# [Required work]
Check every line of the data below for the word "Output". Copy the ones that have it.

========================================

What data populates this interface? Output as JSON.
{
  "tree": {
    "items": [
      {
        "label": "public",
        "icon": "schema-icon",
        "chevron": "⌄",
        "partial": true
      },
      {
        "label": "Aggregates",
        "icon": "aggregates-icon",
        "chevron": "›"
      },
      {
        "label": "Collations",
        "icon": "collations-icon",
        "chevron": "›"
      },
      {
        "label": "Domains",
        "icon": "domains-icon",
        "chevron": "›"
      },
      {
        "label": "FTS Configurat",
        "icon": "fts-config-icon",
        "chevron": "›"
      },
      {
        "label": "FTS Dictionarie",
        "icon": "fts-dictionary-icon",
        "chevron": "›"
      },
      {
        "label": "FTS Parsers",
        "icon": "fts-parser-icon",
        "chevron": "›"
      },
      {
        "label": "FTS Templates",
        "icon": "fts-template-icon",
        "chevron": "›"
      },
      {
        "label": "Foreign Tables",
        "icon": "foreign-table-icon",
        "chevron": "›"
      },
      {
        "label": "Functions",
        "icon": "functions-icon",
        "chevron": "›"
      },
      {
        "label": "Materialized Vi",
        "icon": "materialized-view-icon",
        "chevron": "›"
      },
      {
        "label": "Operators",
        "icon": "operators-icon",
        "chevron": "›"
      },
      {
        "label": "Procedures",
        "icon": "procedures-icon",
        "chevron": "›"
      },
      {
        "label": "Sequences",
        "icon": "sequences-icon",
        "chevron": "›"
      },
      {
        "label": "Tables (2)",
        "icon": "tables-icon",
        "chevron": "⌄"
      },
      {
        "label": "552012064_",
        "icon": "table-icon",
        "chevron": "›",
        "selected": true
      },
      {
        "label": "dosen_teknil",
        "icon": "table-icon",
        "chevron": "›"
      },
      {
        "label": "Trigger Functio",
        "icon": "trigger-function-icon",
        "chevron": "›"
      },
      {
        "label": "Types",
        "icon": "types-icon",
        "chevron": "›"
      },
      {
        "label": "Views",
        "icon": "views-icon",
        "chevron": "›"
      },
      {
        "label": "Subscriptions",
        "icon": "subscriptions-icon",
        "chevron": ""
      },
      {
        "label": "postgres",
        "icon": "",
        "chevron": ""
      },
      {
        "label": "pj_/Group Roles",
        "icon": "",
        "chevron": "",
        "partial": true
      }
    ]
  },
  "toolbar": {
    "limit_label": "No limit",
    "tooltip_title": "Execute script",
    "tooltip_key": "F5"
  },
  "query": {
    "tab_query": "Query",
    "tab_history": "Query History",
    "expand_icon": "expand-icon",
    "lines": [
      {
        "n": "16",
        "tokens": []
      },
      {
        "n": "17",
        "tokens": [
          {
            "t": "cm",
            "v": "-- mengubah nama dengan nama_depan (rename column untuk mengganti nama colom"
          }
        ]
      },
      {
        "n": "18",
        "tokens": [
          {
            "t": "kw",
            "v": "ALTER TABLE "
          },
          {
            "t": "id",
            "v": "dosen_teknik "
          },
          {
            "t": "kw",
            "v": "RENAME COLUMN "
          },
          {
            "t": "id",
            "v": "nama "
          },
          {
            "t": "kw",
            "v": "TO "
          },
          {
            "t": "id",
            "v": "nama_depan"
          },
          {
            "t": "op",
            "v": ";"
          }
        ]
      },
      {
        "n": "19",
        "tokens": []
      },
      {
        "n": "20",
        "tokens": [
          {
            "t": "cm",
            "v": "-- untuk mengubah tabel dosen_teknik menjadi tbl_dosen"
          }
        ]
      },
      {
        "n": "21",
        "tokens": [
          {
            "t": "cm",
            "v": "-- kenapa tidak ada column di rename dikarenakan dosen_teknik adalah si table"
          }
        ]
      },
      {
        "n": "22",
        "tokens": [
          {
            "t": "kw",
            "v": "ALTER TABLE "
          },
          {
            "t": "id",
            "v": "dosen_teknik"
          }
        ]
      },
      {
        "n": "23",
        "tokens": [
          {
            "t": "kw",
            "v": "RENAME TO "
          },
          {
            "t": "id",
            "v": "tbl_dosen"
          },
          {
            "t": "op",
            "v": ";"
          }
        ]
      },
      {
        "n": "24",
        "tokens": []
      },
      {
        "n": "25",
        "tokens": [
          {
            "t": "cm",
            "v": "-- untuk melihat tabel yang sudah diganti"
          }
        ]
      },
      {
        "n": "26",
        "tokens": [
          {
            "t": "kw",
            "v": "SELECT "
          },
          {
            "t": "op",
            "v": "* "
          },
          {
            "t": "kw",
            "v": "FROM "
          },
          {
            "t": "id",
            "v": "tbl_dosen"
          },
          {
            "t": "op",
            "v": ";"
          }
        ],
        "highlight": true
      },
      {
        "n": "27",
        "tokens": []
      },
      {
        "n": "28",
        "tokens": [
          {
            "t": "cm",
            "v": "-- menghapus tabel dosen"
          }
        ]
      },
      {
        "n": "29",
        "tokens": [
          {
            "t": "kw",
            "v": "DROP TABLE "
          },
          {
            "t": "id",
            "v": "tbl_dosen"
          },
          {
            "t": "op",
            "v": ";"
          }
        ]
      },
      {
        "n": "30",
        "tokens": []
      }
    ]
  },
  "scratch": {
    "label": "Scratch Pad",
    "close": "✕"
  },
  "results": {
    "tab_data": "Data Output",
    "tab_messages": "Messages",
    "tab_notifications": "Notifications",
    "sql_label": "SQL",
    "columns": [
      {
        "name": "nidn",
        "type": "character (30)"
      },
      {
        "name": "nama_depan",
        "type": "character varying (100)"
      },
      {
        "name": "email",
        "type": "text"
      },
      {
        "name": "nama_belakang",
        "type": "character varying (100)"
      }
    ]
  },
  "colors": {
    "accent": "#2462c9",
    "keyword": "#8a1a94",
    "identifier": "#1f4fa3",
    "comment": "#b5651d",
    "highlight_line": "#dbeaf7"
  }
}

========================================

# [Exercise response]
What data populates this interface? Output as JSON.
    "tab_data": "Data Output",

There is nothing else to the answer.